Python Game pyglet editor

As you can see it’s a PyGTK application with an OpenGL window that displays pyglet sprites. There is a properties list, where you can add and edit properties or the sprite. There is also a “content” list that displays all of the graphics in your project’s “content” directory. Then you can add any of those images to your level. You can also select sprites and move them around, or edit their properties (notice the monster with the yellow border around it?).

The idea is that eventually this will save the information out into a human readable file type (yaml, xml, whatever) that games (your game?) will then read in for their levels. The properties will be saved with each sprite and then applied when you load the level. That way you can add specific properties to specific sprites.

This is still very much a work in progress, but when it gets a little bit more stable and if people are interested I think I’ll create a project on sourceforge or google code so the other people can start working with it or hacking it.

So…ideas? Comments? Thoughts?

I’m still here

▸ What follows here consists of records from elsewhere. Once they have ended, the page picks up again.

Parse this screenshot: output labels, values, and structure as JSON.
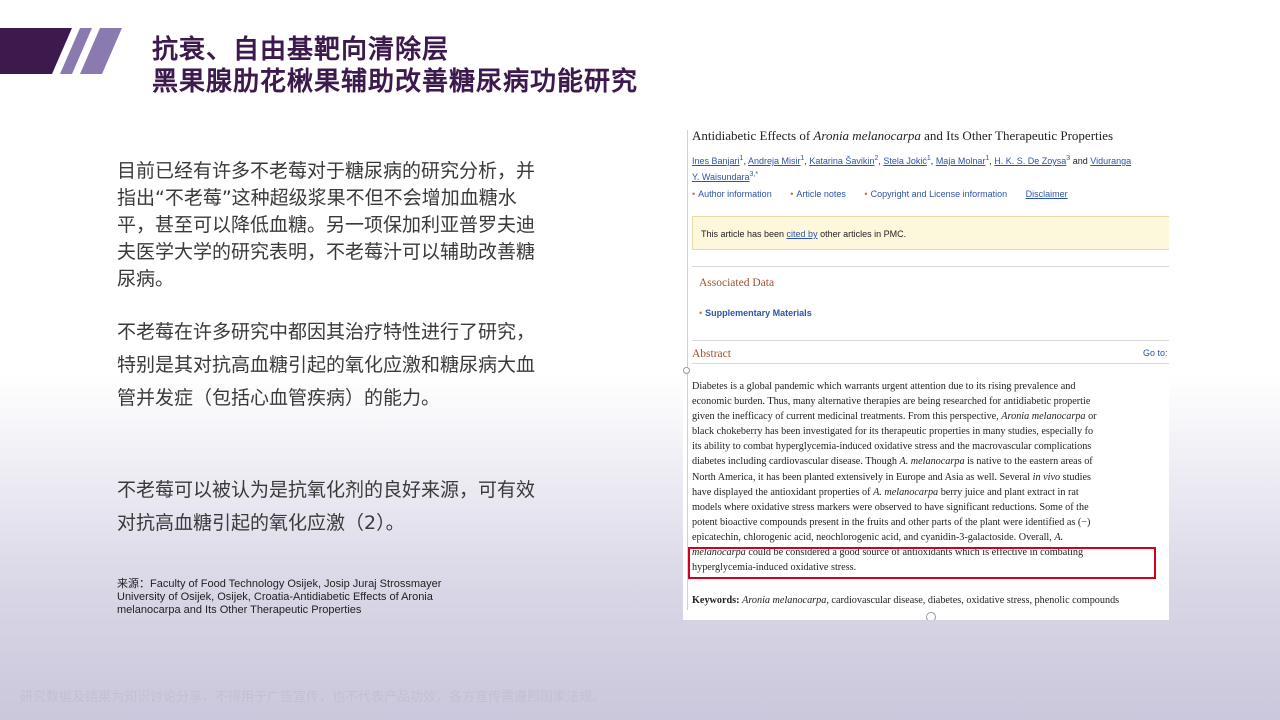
{
  "title": {
    "line1": "抗衰、自由基靶向清除层",
    "line2": "黑果腺肋花楸果辅助改善糖尿病功能研究"
  },
  "paragraphs": {
    "p1": "目前已经有许多不老莓对于糖尿病的研究分析，并指出“不老莓”这种超级浆果不但不会增加血糖水平，甚至可以降低血糖。另一项保加利亚普罗夫迪夫医学大学的研究表明，不老莓汁可以辅助改善糖尿病。",
    "p2": "不老莓在许多研究中都因其治疗特性进行了研究，特别是其对抗高血糖引起的氧化应激和糖尿病大血管并发症（包括心血管疾病）的能力。",
    "p3": "不老莓可以被认为是抗氧化剂的良好来源，可有效对抗高血糖引起的氧化应激（2）。"
  },
  "source_note": "来源：Faculty of Food Technology Osijek, Josip Juraj Strossmayer University of Osijek, Osijek, Croatia-Antidiabetic Effects of Aronia melanocarpa and Its Other Therapeutic Properties",
  "footer_note": "研究数据及结果为知识讨论分享，不得用于广告宣传，也不代表产品功效，各方宣传需遵照国家法规。",
  "article": {
    "title_pre": "Antidiabetic Effects of ",
    "title_italic": "Aronia melanocarpa",
    "title_post": " and Its Other Therapeutic Properties",
    "authors": [
      {
        "name": "Ines Banjari",
        "sup": "1"
      },
      {
        "name": "Andreja Misir",
        "sup": "1"
      },
      {
        "name": "Katarina Šavikin",
        "sup": "2"
      },
      {
        "name": "Stela Jokić",
        "sup": "1"
      },
      {
        "name": "Maja Molnar",
        "sup": "1"
      },
      {
        "name": "H. K. S. De Zoysa",
        "sup": "3"
      },
      {
        "name": "Viduranga Y. Waisundara",
        "sup": "3,*"
      }
    ],
    "authors_and": "and",
    "links": {
      "author_info": "Author information",
      "article_notes": "Article notes",
      "copyright": "Copyright and License information",
      "disclaimer": "Disclaimer"
    },
    "notice_pre": "This article has been ",
    "notice_link": "cited by",
    "notice_post": " other articles in PMC.",
    "associated_data": "Associated Data",
    "supplementary": "Supplementary Materials",
    "abstract_heading": "Abstract",
    "goto": "Go to:",
    "abstract_lines": [
      "Diabetes is a global pandemic which warrants urgent attention due to its rising prevalence and",
      "economic burden. Thus, many alternative therapies are being researched for antidiabetic propertie",
      "given the inefficacy of current medicinal treatments. From this perspective, |Aronia melanocarpa| or",
      "black chokeberry has been investigated for its therapeutic properties in many studies, especially fo",
      "its ability to combat hyperglycemia-induced oxidative stress and the macrovascular complications",
      "diabetes including cardiovascular disease. Though |A. melanocarpa| is native to the eastern areas of",
      "North America, it has been planted extensively in Europe and Asia as well. Several |in vivo| studies",
      "have displayed the antioxidant properties of |A. melanocarpa| berry juice and plant extract in rat",
      "models where oxidative stress markers were observed to have significant reductions. Some of the",
      "potent bioactive compounds present in the fruits and other parts of the plant were identified as (−)",
      "epicatechin, chlorogenic acid, neochlorogenic acid, and cyanidin-3-galactoside. Overall, |A.|",
      "|melanocarpa| could be considered a good source of antioxidants which is effective in combating",
      "hyperglycemia-induced oxidative stress."
    ],
    "keywords_label": "Keywords:",
    "keywords_italic": "Aronia melanocarpa",
    "keywords_rest": ", cardiovascular disease, diabetes, oxidative stress, phenolic compounds"
  },
  "colors": {
    "title": "#3d1a4d",
    "stripe_dark": "#3d1a4d",
    "stripe_light": "#8a7aaf",
    "highlight": "#d0021b"
  }
}
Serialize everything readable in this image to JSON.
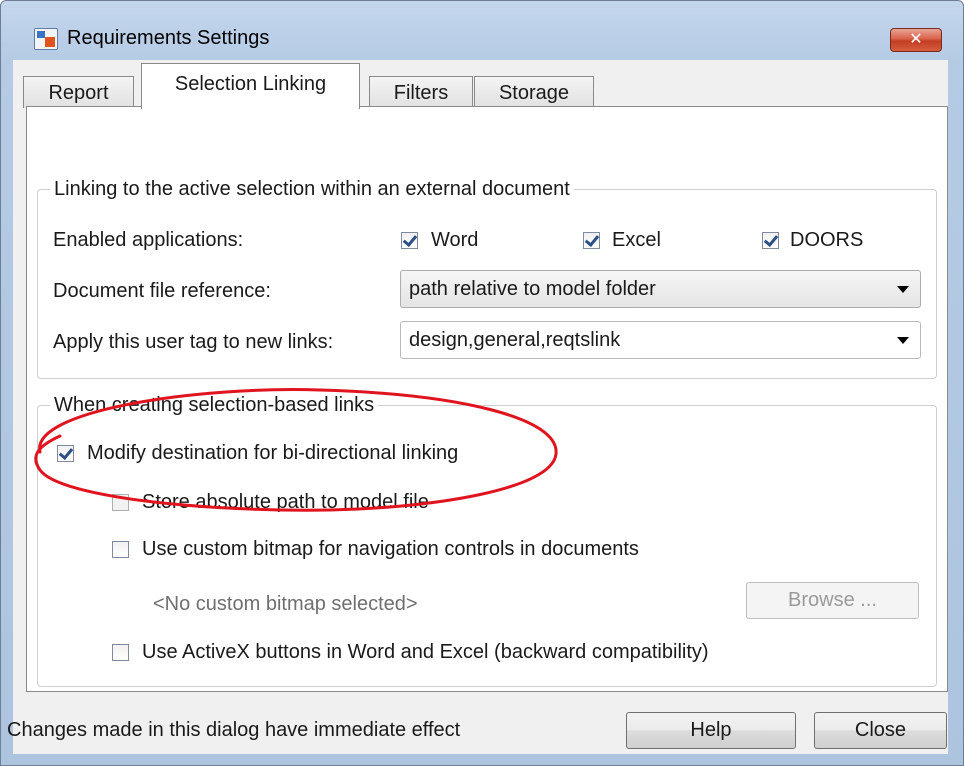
{
  "window": {
    "title": "Requirements Settings",
    "close_glyph": "✕"
  },
  "tabs": [
    {
      "label": "Report",
      "active": false
    },
    {
      "label": "Selection Linking",
      "active": true
    },
    {
      "label": "Filters",
      "active": false
    },
    {
      "label": "Storage",
      "active": false
    }
  ],
  "linking_group": {
    "title": "Linking to the active selection within an external document",
    "enabled_apps_label": "Enabled applications:",
    "apps": [
      {
        "label": "Word",
        "checked": true
      },
      {
        "label": "Excel",
        "checked": true
      },
      {
        "label": "DOORS",
        "checked": true
      }
    ],
    "doc_ref_label": "Document file reference:",
    "doc_ref_value": "path relative to model folder",
    "user_tag_label": "Apply this user tag to new links:",
    "user_tag_value": "design,general,reqtslink"
  },
  "creation_group": {
    "title": "When creating selection-based links",
    "modify_destination": {
      "label": "Modify destination for bi-directional linking",
      "checked": true
    },
    "store_absolute": {
      "label": "Store absolute path to model file",
      "checked": false,
      "enabled": false
    },
    "custom_bitmap": {
      "label": "Use custom bitmap for navigation controls in documents",
      "checked": false
    },
    "bitmap_status": "<No custom bitmap selected>",
    "browse_label": "Browse ...",
    "activex": {
      "label": "Use ActiveX buttons in Word and Excel (backward compatibility)",
      "checked": false
    }
  },
  "footer": {
    "note": "Changes made in this dialog have immediate effect",
    "help_label": "Help",
    "close_label": "Close"
  },
  "colors": {
    "annotation_ellipse": "#e0141e",
    "title_bar": "#b9cee7",
    "close_button": "#c9462c"
  }
}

No I’m not dead…even after the recent car accident….I’ve just been busy. Busy writing for columns for the monthly Python Magazine. But that does not mean that his blog is dead! In fact I’ve been spending the last hour looking around the web for something new and cool in the world of Python.

I’m looking for something new to sink my teeth into, something different. I’m looking forward to Python 3000, I’ve been trying to keep up with many of the changes and so far it’s looking really good. But in the mean time there must be something happening in the far off corners of the Python world…where someone is doing something extremely cool.

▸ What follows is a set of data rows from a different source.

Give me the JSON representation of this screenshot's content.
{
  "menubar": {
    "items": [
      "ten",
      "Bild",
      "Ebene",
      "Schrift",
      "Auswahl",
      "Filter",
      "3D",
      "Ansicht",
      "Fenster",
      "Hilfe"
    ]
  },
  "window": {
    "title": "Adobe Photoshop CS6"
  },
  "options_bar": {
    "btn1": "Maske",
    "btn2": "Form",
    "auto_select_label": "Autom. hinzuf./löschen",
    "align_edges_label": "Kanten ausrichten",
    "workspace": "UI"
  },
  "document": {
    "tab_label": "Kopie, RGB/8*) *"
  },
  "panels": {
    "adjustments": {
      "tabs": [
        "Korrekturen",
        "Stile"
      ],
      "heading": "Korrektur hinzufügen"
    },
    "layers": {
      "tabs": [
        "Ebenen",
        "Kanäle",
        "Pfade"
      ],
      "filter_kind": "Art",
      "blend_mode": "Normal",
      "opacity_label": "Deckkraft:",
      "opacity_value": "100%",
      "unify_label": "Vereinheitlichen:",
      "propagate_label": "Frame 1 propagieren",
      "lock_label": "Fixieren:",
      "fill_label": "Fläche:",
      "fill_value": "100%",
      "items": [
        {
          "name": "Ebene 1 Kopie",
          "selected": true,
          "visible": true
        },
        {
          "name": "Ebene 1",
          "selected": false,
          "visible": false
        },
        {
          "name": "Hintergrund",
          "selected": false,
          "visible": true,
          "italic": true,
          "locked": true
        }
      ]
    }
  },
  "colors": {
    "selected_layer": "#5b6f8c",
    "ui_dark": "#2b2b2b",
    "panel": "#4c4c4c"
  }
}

Please if you have an idea let me know, send me an email, or add a comment to this post. Is there anything that you want me to cover here? A tutorial that you would like? A tutorial that you have written? A new module you wrote? Whatever it is let me know! A new visualization tool? More Python on the web?

I’ve been spending too much time in the world of C++ lately and I’m hungry for some Python…

Creating a game with PyGlet and Python

For this tutorial I’m going to take a look at PyGlet: “a cross-platform windowing and multimedia library for Python.” The reason that I decided to take a look at PyGlet is because it is an alternative to PyGame in the Python gaming world and: “No external dependencies or installation requirements. For most application and game requirements, pyglet needs nothing else besides Python, simplifying distribution and installation.”[1]

The first step to using PyGlet is to actually download it and install it ( as of writing this PyGlet is at version 1.0 alpha 2 (as I finished this tutorial Beta 1 was released but I have been unable to try it out), so between now and the final release there are bound to be a few changes. Once you have download the correct version for your system install it an you are ready to go. I’m writing this on a Debian box so I downloaded the source distribution and installed it using the following, as per the instructions:

python install

Now like PyGame, PyGlet is a framework for developing games or other applications, it is not a game engine, therefore if you are looking to create a full game you will need to create your own, or use someone else’s. This tutorial will not going into full game creation, instead it will introduce PyGlet using a small sample application, hopefully giving you enough of the basics, or enough of a taste to continue on with it.

You can download the full source to this tutorial here.

Python Game PyGlet

Continue reading Creating a game with PyGlet and Python

Python 3000 Status Update from Guido

I just stumbled on this and I thought I’d pass it onto my fellow python programmers, it’s a python 3000 status update from Guido van Rossum.

Personally I’m looking forward to Python 3.0, I don’t know if I’ll like the break in backwards compatibility but a lot of the changes seem great.

Making the print statement a function is a good choice in my opinion.

So instead of:

[code lang=”python”]
print “this is printing”

We’ll be using:

[code lang=”python”]
print(“this is python 3.0”)

Also instead of % to format strings, there will be a format() function, which is so much clearer in my opinion.

There are many other changes (say goodbye to old-style classes) so give the link a read and let me know what you think!